Every line in the entries where "subtitle" is found should be copied.

═══ Data supplied

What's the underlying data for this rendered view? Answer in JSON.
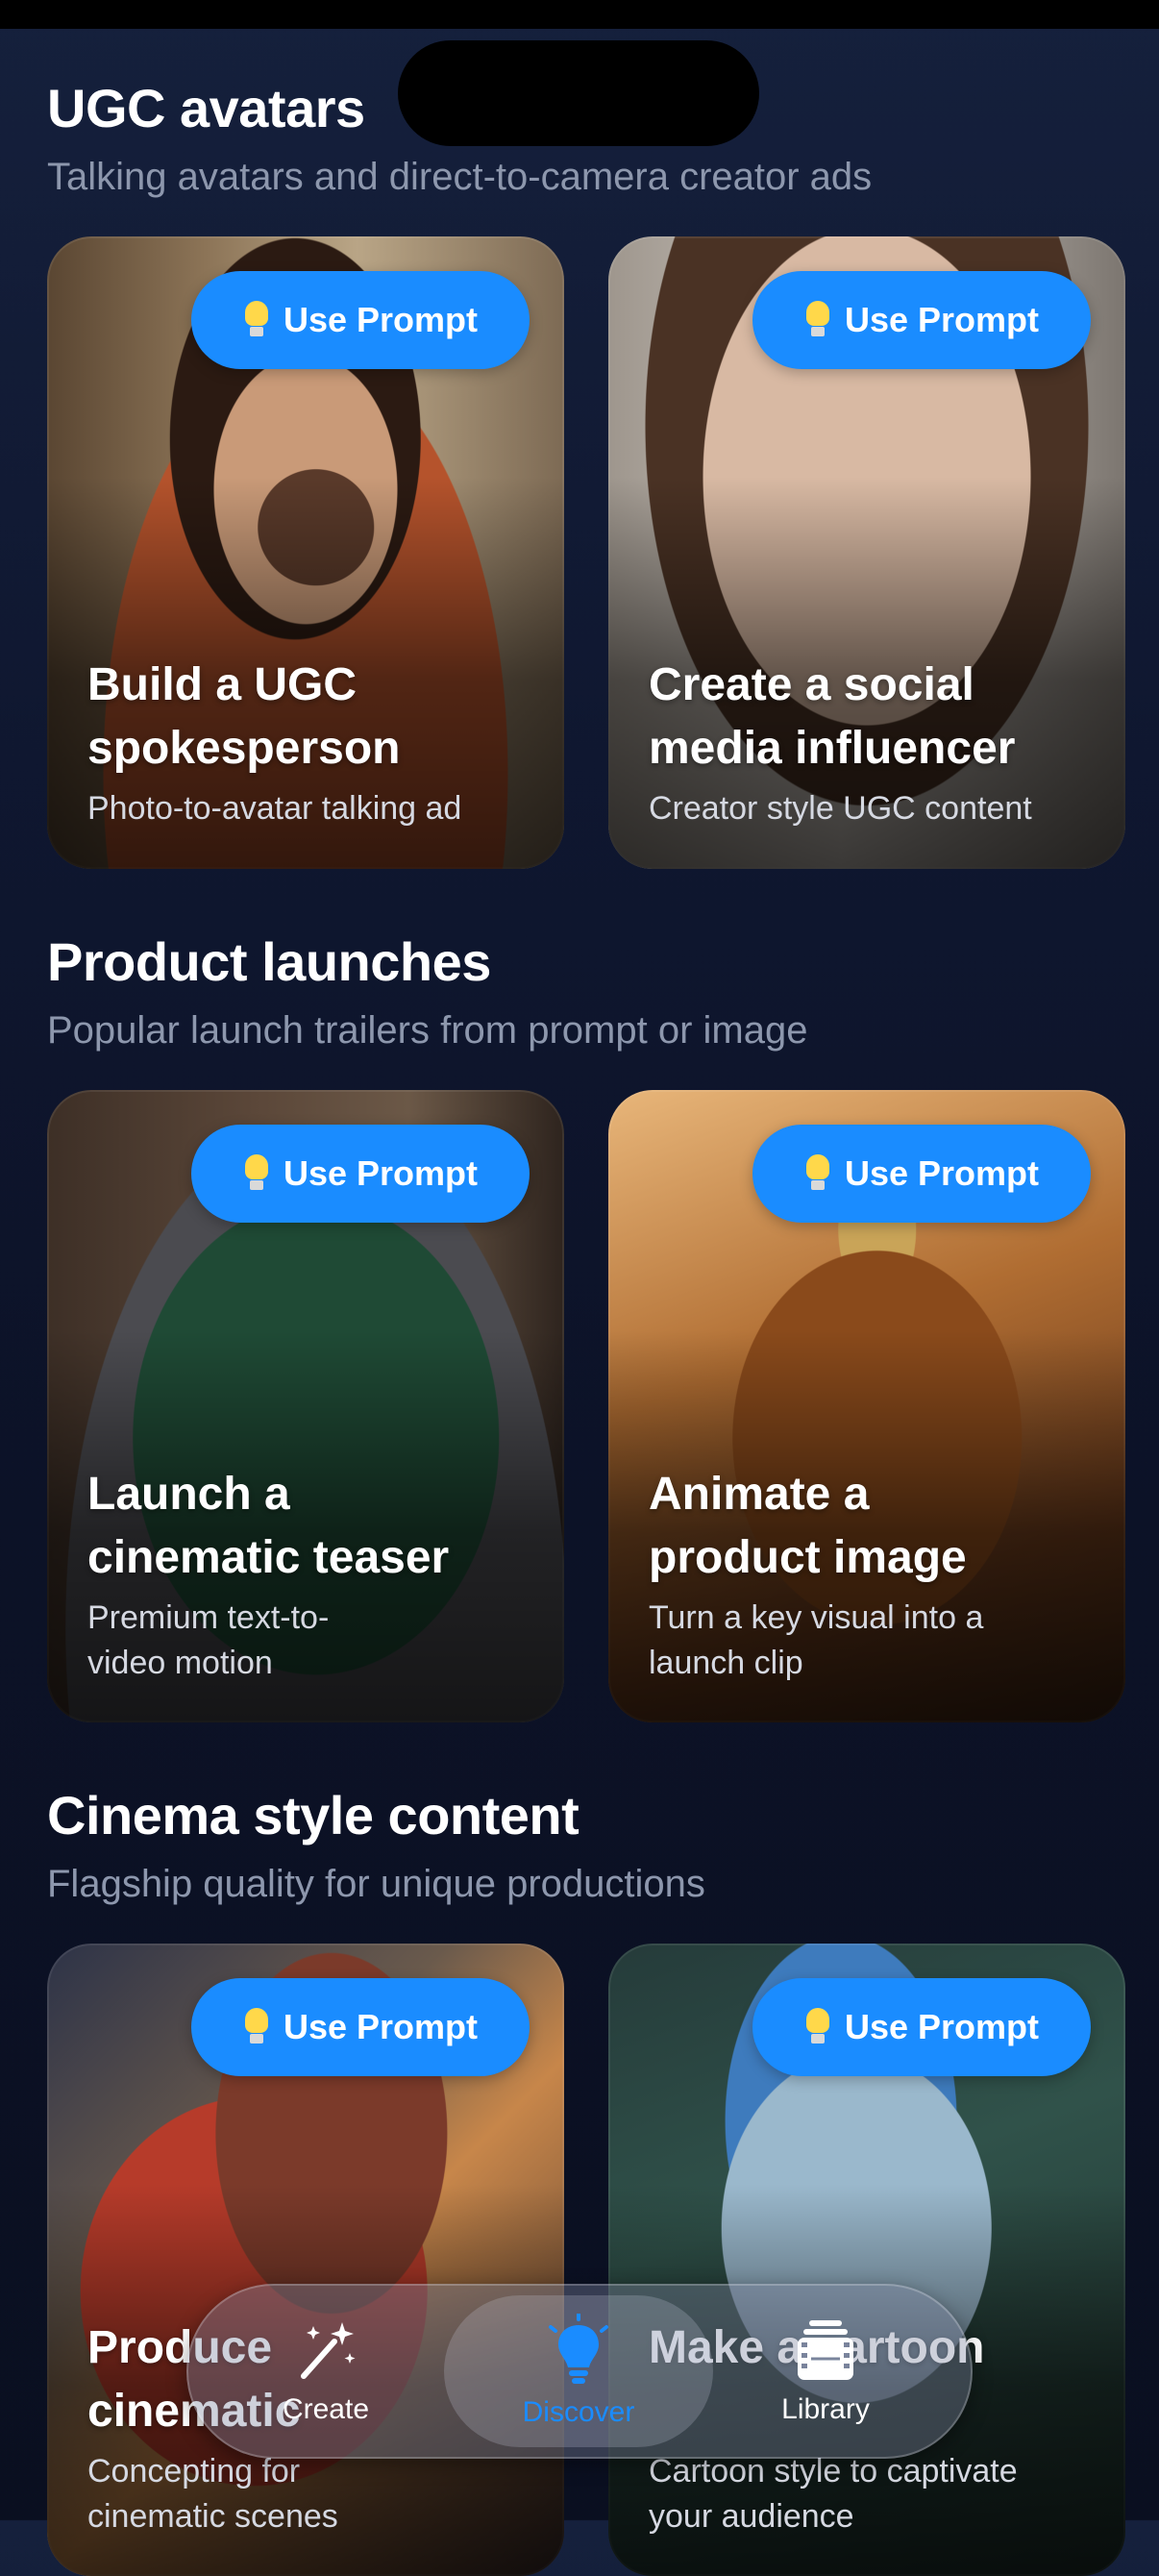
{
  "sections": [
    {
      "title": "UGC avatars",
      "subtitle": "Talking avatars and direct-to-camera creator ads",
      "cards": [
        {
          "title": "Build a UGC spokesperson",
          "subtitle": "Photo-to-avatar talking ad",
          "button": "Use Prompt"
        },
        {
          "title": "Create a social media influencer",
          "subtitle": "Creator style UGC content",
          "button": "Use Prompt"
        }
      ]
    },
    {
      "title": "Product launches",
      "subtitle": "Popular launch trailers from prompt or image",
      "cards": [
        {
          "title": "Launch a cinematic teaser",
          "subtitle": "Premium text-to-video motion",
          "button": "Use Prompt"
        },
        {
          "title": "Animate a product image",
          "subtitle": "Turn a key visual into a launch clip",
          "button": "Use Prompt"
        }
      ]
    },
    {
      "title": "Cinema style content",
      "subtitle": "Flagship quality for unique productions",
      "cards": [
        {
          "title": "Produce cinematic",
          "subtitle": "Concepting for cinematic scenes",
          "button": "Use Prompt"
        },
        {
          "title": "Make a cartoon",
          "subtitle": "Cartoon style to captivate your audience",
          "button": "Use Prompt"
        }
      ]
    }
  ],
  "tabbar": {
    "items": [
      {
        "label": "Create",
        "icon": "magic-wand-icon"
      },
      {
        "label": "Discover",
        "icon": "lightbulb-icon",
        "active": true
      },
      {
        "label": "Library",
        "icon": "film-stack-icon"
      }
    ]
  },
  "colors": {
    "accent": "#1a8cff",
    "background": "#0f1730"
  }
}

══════

Task answer -
      "subtitle": "Talking avatars and direct-to-camera creator ads",
          "subtitle": "Photo-to-avatar talking ad",
          "subtitle": "Creator style UGC content",
      "subtitle": "Popular launch trailers from prompt or image",
          "subtitle": "Premium text-to-video motion",
          "subtitle": "Turn a key visual into a launch clip",
      "subtitle": "Flagship quality for unique productions",
          "subtitle": "Concepting for cinematic scenes",
          "subtitle": "Cartoon style to captivate your audience",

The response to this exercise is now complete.